Offshore oil threatens Gulf of Mexico Bryde’s whales too. The 2010 Deepwater Horizon oil spill slicked nearly 50 percent of their habitat in DeSoto Canyon and killed an estimated 22 percent of the population, according to a 2015 report for the U.S. Fish and Wildlife Service.
Besides the spill, the oil industry might be hurting whales in another way: though seismic airgun testing. Seismic airguns shoot thunderous blasts of air into the water as part of the process for finding new oil deposits and tracking existing ones.
These underwater explosions are so powerful they can be detected thousands of miles away. Studies have found that airguns can terrify, hurt or outright kill dozens of species of ocean animal. And because airguns detonate every few seconds for months or years on end, sensitive marine creatures like whales have no respite unless they can find somewhere quieter.
Last year, a study of noise levels in five sites around the Gulf of Mexico found that DeSoto Canyon was the best insulated from the roar of seismic airguns. Sean Wiggins, a scientist at Scripps and the study’s lead author, said industrial noise could be a potential reason why Bryde’s whales congregate in the canyon. “It’s quieter there, there’s less ships and less air-gunning,” Wiggins said. “It seems like a better place to be.”
The last chance
Last December, it seemed like Gulf of Mexico Bryde’s whales might finally catch a break. The National Marine Fisheries Service announced that the whales were fit to be listed under the Endangered Species Act. Listing requires lawmakers to protect critical habitat and implement a recovery plan, among other safeguards.
But in February, the National Oceanic and Atmospheric Administration re-opened the public comment period on the whales’ endangered status, likely under pressure from the oil industry, Kershaw said. A final decision is expected in the next few months.
Researchers emphasize that Gulf of Mexico Bryde’s whales could be just one ship strike or oil spill away from extinction. “The likelihood of recovery is low to possibly nonexistent if the stresses they’re facing right now are not curtailed,” Kershaw said.
There are several fixes on the table. Kershaw cited re-routing shipping lanes, restricting longline fishing in DeSoto Canyon and making sure that no new areas are opened to oil and gas in the gulf. Other scientists support restricting the footprint and frequency of airgun blasting.
The whales face steep odds. “It’s very unusual for large mammals at such low levels to recover,” said Douglas Nowacek, an expert on whale acoustics at Duke. “A lot of good things have to happen.”

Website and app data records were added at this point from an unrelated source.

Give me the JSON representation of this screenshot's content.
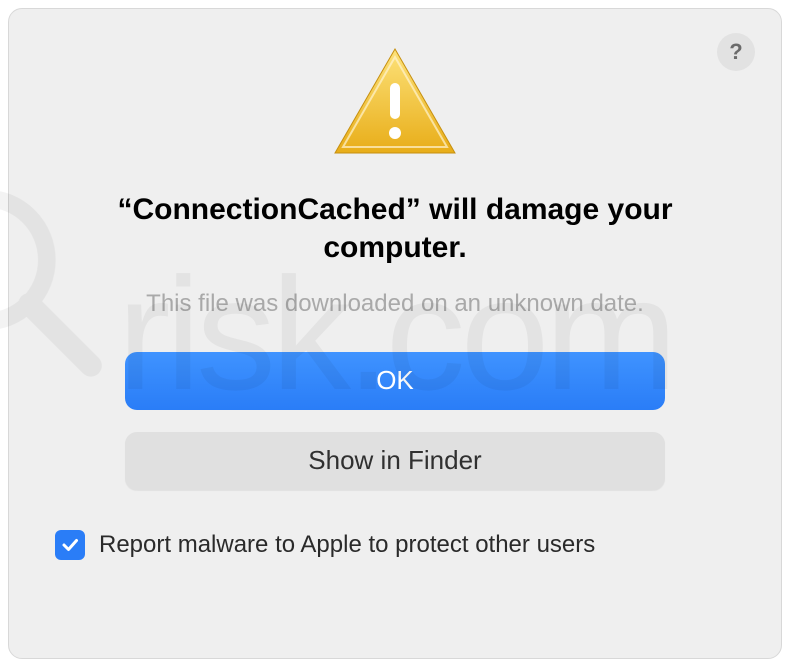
{
  "dialog": {
    "help_label": "?",
    "title": "“ConnectionCached” will damage your computer.",
    "subtitle": "This file was downloaded on an unknown date.",
    "ok_label": "OK",
    "show_in_finder_label": "Show in Finder",
    "checkbox_label": "Report malware to Apple to protect other users",
    "checkbox_checked": true
  },
  "colors": {
    "primary": "#2a7df7",
    "background": "#efefef"
  },
  "watermark": {
    "text": "risk.com"
  }
}
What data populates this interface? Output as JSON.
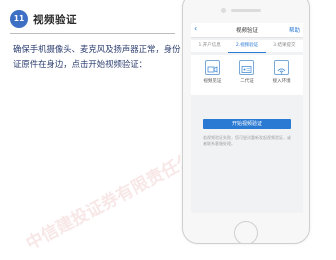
{
  "step": {
    "number": "11",
    "title": "视频验证"
  },
  "instruction": "确保手机摄像头、麦克风及扬声器正常，身份证原件在身边，点击开始视频验证：",
  "watermark": "中信建投证券有限责任公司",
  "phone": {
    "back_symbol": "‹",
    "screen_title": "视频验证",
    "header_action": "帮助",
    "progress_steps": [
      "1.开户信息",
      "2.视频验证",
      "3.结果提交"
    ],
    "icons": [
      {
        "name": "video-icon",
        "label": "视频见证"
      },
      {
        "name": "idcard-icon",
        "label": "二代证"
      },
      {
        "name": "network-icon",
        "label": "接入环境"
      }
    ],
    "start_button": "开始视频验证",
    "note": "若视频验证失败，您可尝试重新发起视频验证，或者联系客服处理。"
  },
  "colors": {
    "accent": "#2a7ad4",
    "badge": "#3d6fc4",
    "instruction_text": "#2c3e70"
  }
}
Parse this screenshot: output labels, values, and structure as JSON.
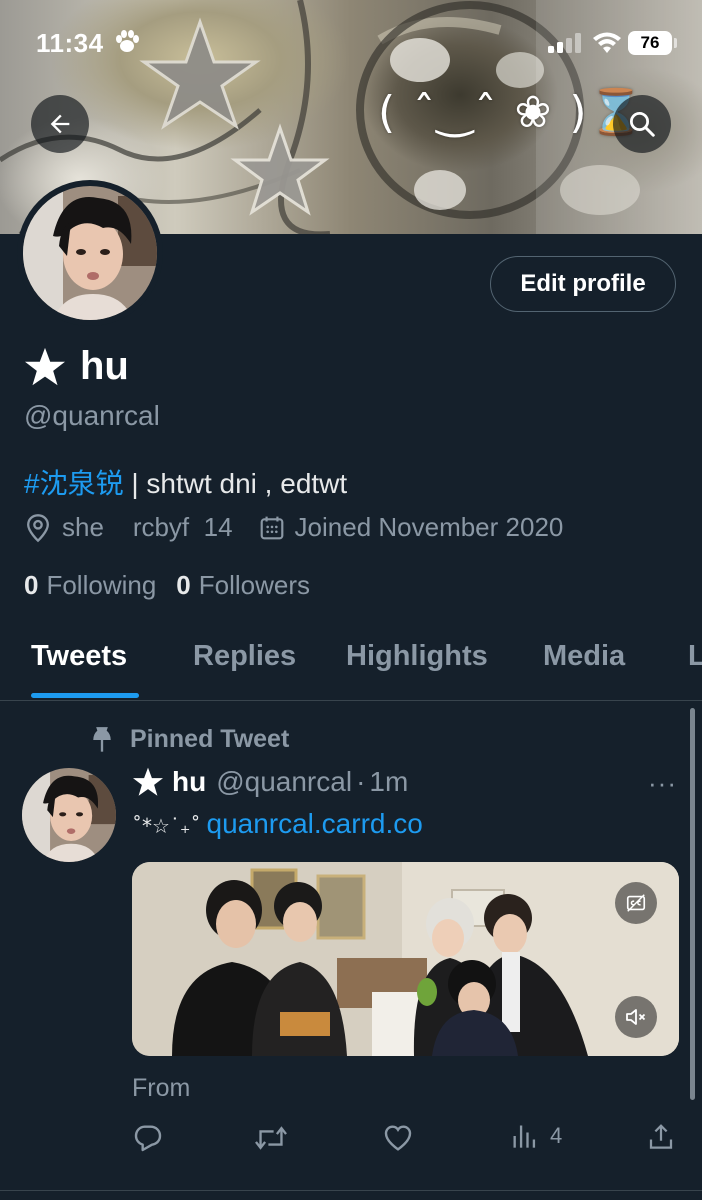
{
  "status_bar": {
    "time": "11:34",
    "battery": "76"
  },
  "banner": {
    "kaomoji": "( ˆ‿ˆ ❀ )⌛"
  },
  "profile": {
    "name": "hu",
    "handle": "@quanrcal",
    "edit_button": "Edit profile",
    "bio_tag": "#沈泉锐",
    "bio_rest": " | shtwt dni , edtwt",
    "location": "she    rcbyf  14",
    "joined": "Joined November 2020",
    "following_count": "0",
    "following_label": "Following",
    "followers_count": "0",
    "followers_label": "Followers"
  },
  "tabs": [
    {
      "label": "Tweets",
      "active": true
    },
    {
      "label": "Replies",
      "active": false
    },
    {
      "label": "Highlights",
      "active": false
    },
    {
      "label": "Media",
      "active": false
    },
    {
      "label": "L",
      "active": false
    }
  ],
  "pinned_tweet": {
    "pinned_label": "Pinned Tweet",
    "name": "hu",
    "handle": "@quanrcal",
    "separator": "·",
    "time": "1m",
    "more": "···",
    "text_symbols": "˚*☆˙₊˚",
    "link": "quanrcal.carrd.co",
    "from_label": "From",
    "views_count": "4"
  },
  "icons": {
    "back": "arrow-left-icon",
    "search": "search-icon",
    "star": "star-icon",
    "location": "location-pin-icon",
    "calendar": "calendar-icon",
    "pin": "pin-icon",
    "reply": "reply-icon",
    "retweet": "retweet-icon",
    "like": "heart-icon",
    "views": "views-icon",
    "share": "share-icon",
    "captions": "captions-icon",
    "mute": "mute-icon"
  },
  "colors": {
    "background": "#15202b",
    "accent": "#1d9bf0",
    "muted_text": "#8b98a5",
    "divider": "#38444d"
  }
}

The good news is that dramatic recoveries are possible, Nowacek said. Northern elephant seals, for example, rebounded from 20 to 127,000 individuals after protections were enacted. Optimistically, the same thing could happen with Gulf of Mexico Bryde’s whales. But as with any missing persons case, time is of the essence.